Work request: Run through the records and show each line that includes the string "cocido".
━━━ Dataset content ━━━
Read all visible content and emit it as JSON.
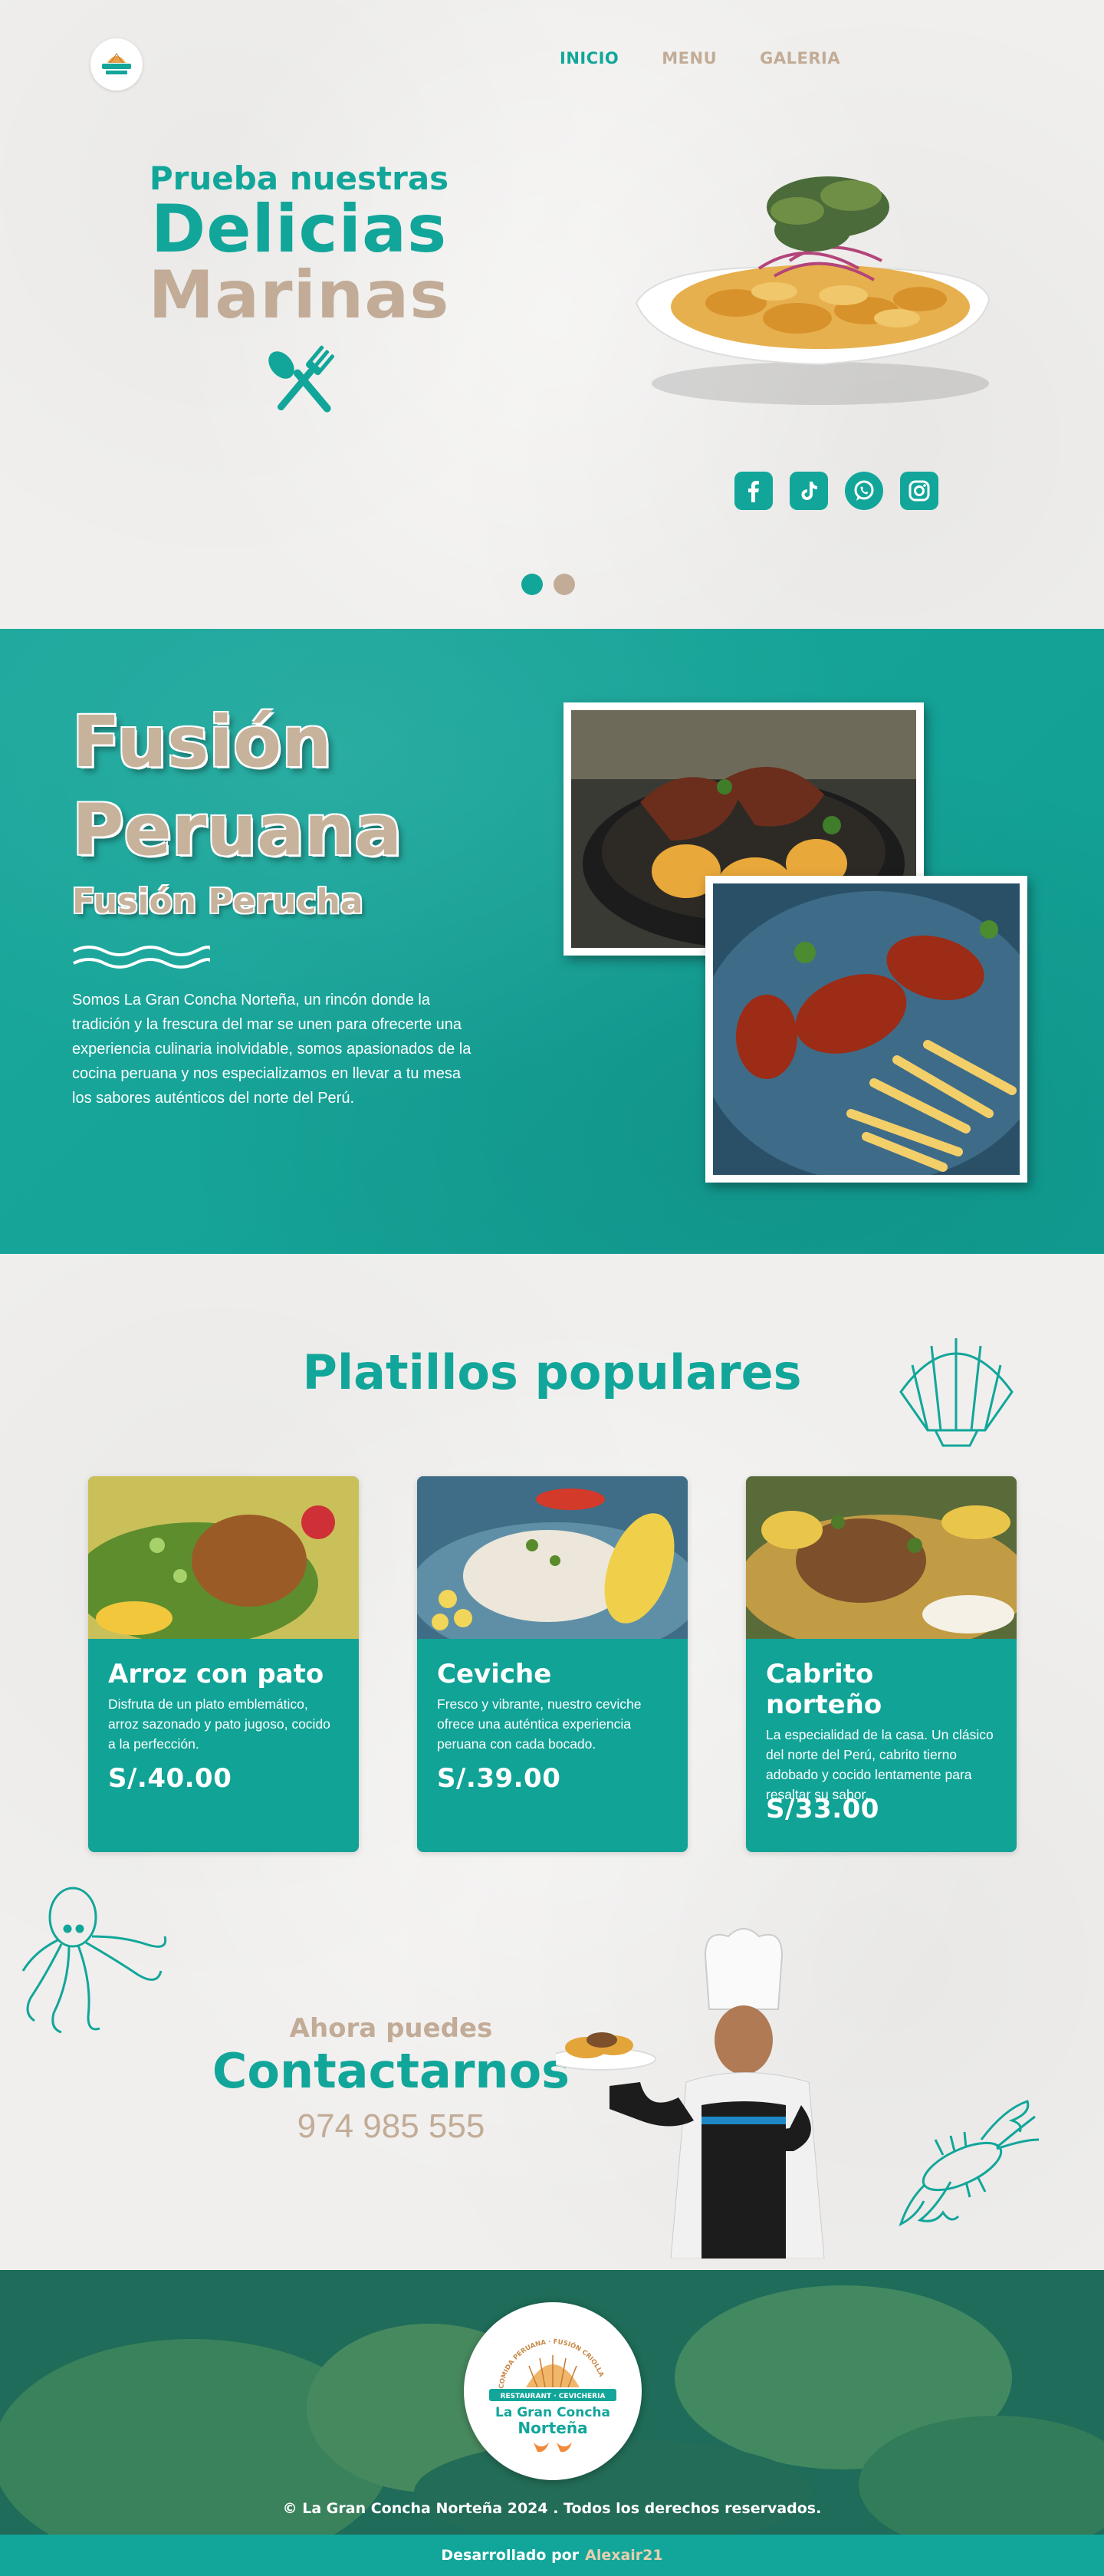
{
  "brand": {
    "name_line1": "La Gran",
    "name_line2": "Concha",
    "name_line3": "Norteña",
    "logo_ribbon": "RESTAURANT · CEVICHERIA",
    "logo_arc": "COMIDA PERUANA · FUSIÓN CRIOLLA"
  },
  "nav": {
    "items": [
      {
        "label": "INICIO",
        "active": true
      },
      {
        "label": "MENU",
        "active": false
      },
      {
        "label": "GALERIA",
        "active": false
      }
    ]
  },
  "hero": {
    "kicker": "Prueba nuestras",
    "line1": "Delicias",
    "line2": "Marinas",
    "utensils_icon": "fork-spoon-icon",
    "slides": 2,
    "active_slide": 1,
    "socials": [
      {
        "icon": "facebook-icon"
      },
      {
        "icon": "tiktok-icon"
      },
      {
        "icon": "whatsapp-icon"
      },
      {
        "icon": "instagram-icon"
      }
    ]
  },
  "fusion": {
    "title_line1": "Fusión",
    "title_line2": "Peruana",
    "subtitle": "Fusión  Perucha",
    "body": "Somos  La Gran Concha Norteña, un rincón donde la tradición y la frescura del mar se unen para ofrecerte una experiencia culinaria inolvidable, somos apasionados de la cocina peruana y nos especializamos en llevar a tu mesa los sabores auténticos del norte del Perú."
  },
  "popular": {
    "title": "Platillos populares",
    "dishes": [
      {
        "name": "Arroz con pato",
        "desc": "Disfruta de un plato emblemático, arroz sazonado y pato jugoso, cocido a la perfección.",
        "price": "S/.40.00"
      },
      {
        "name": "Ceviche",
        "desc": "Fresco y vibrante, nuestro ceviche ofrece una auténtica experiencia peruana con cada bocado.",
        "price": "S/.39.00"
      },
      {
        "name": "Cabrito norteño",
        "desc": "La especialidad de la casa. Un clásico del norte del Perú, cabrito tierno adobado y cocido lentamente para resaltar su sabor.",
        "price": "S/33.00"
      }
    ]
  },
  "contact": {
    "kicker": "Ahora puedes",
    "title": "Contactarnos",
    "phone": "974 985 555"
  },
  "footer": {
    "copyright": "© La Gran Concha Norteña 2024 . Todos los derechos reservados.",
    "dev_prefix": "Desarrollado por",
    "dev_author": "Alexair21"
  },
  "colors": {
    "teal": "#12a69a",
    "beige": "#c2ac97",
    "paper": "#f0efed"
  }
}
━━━
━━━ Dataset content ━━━
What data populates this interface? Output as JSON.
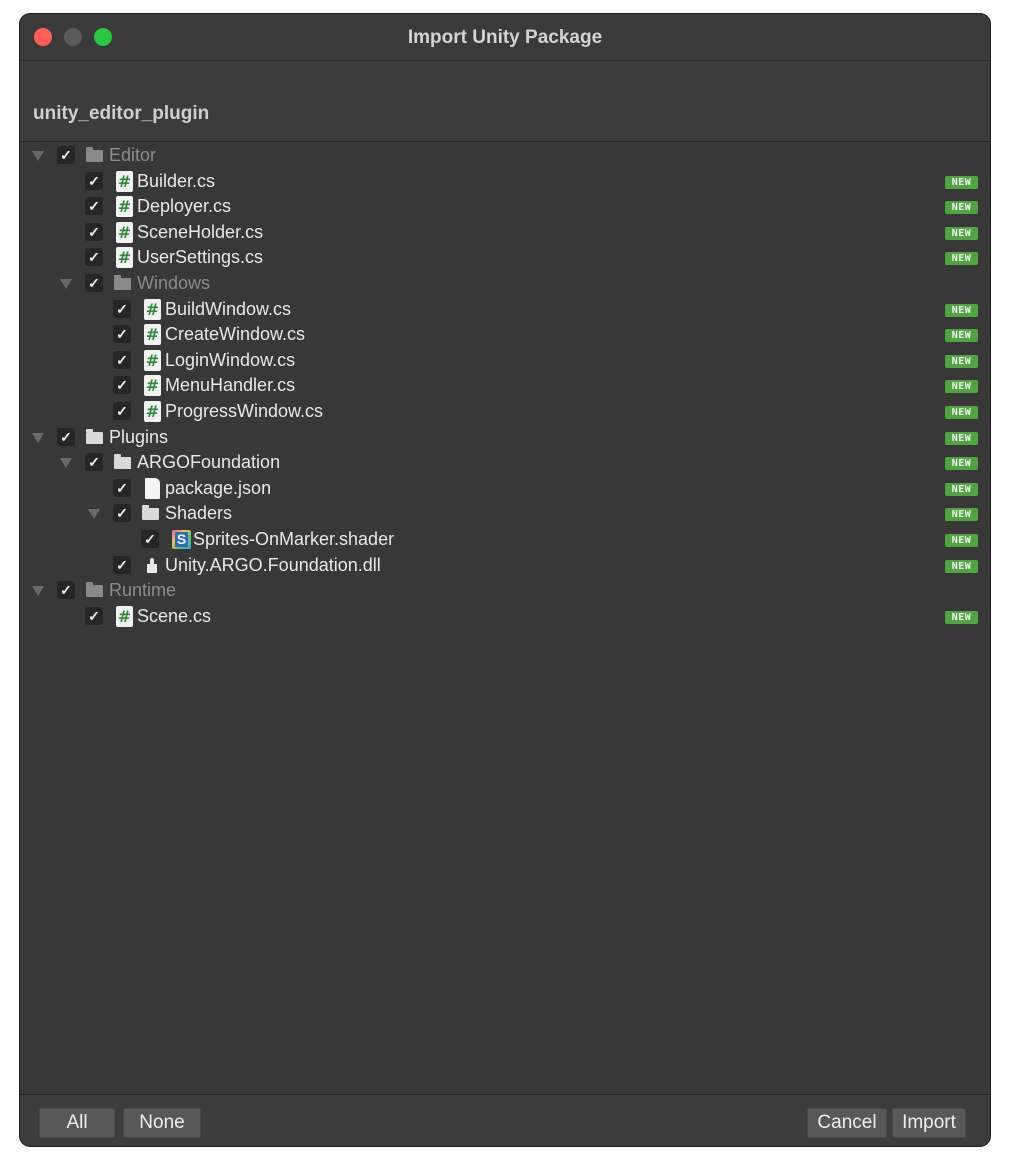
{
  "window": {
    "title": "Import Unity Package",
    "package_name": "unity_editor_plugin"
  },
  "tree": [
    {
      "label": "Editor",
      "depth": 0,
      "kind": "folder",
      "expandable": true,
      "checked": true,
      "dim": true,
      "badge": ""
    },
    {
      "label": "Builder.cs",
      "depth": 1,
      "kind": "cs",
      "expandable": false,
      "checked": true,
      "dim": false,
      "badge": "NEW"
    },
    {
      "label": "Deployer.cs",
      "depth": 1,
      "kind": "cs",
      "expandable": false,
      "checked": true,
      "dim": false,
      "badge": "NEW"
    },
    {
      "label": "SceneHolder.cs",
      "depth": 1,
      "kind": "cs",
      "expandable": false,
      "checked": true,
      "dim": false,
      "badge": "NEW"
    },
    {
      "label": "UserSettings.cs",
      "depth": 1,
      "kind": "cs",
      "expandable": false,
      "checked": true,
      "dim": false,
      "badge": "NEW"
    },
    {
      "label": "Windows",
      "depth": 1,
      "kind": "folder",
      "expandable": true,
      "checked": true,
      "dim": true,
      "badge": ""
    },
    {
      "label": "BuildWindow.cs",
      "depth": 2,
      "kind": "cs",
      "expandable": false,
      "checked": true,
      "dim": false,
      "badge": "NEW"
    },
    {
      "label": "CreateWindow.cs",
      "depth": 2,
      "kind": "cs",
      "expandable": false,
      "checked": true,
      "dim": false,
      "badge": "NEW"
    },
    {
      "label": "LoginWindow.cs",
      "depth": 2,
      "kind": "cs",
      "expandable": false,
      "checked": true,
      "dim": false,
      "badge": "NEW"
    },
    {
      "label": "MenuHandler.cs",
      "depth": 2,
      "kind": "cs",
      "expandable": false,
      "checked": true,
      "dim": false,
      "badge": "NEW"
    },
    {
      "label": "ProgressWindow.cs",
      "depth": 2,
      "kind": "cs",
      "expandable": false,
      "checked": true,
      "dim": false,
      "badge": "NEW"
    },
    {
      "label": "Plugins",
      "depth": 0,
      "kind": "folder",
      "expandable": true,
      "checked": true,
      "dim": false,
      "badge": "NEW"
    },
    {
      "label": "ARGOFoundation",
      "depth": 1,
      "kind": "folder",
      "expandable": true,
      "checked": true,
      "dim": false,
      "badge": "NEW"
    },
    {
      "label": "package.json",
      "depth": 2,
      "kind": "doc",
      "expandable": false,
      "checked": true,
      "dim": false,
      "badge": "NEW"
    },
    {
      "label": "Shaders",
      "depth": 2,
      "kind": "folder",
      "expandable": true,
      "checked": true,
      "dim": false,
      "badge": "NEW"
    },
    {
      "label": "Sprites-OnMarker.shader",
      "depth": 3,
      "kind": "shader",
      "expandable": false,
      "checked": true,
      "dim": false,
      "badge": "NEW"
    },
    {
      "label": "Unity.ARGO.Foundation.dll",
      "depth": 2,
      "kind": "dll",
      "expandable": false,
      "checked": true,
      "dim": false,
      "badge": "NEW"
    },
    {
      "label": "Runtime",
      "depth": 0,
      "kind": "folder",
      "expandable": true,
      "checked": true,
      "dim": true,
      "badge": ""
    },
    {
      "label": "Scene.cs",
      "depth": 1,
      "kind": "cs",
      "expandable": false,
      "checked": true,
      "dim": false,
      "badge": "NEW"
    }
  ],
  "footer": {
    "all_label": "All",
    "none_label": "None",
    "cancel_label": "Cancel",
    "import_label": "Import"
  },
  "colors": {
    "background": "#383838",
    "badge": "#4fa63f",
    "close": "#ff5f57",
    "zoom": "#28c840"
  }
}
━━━
Response:
        "desc": "Disfruta de un plato emblemático, arroz sazonado y pato jugoso, cocido a la perfección.",
        "desc": "La especialidad de la casa. Un clásico del norte del Perú, cabrito tierno adobado y cocido lentamente para resaltar su sabor.",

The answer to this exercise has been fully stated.